Work item: An exact copy of every record is required.

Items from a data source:
☆ ☆ ☆ ☆

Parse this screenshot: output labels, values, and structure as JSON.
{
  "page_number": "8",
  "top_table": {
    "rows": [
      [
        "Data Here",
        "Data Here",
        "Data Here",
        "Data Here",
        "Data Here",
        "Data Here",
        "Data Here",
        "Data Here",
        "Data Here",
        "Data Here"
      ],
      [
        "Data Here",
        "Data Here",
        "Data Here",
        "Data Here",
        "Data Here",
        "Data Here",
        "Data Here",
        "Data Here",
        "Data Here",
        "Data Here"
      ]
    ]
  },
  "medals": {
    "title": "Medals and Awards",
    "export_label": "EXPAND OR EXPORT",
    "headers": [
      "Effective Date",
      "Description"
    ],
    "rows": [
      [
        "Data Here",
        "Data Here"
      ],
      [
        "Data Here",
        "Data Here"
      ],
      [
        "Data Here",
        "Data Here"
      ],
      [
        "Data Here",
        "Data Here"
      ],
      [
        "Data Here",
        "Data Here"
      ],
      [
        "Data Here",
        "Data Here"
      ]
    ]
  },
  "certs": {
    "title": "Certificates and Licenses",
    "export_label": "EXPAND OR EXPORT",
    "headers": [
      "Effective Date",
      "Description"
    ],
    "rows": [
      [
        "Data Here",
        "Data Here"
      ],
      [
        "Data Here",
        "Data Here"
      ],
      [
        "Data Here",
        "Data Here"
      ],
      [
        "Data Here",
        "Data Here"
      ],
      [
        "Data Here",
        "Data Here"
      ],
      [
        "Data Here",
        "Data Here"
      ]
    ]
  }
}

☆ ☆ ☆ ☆

Result below:
Parse this screenshot: output labels, values, and structure as JSON.
{
  "page_number": "8",
  "top_table": {
    "rows": [
      [
        "Data Here",
        "Data Here",
        "Data Here",
        "Data Here",
        "Data Here",
        "Data Here",
        "Data Here",
        "Data Here",
        "Data Here",
        "Data Here"
      ],
      [
        "Data Here",
        "Data Here",
        "Data Here",
        "Data Here",
        "Data Here",
        "Data Here",
        "Data Here",
        "Data Here",
        "Data Here",
        "Data Here"
      ]
    ]
  },
  "medals": {
    "title": "Medals and Awards",
    "export_label": "EXPAND OR EXPORT",
    "headers": [
      "Effective Date",
      "Description"
    ],
    "rows": [
      [
        "Data Here",
        "Data Here"
      ],
      [
        "Data Here",
        "Data Here"
      ],
      [
        "Data Here",
        "Data Here"
      ],
      [
        "Data Here",
        "Data Here"
      ],
      [
        "Data Here",
        "Data Here"
      ],
      [
        "Data Here",
        "Data Here"
      ]
    ]
  },
  "certs": {
    "title": "Certificates and Licenses",
    "export_label": "EXPAND OR EXPORT",
    "headers": [
      "Effective Date",
      "Description"
    ],
    "rows": [
      [
        "Data Here",
        "Data Here"
      ],
      [
        "Data Here",
        "Data Here"
      ],
      [
        "Data Here",
        "Data Here"
      ],
      [
        "Data Here",
        "Data Here"
      ],
      [
        "Data Here",
        "Data Here"
      ],
      [
        "Data Here",
        "Data Here"
      ]
    ]
  }
}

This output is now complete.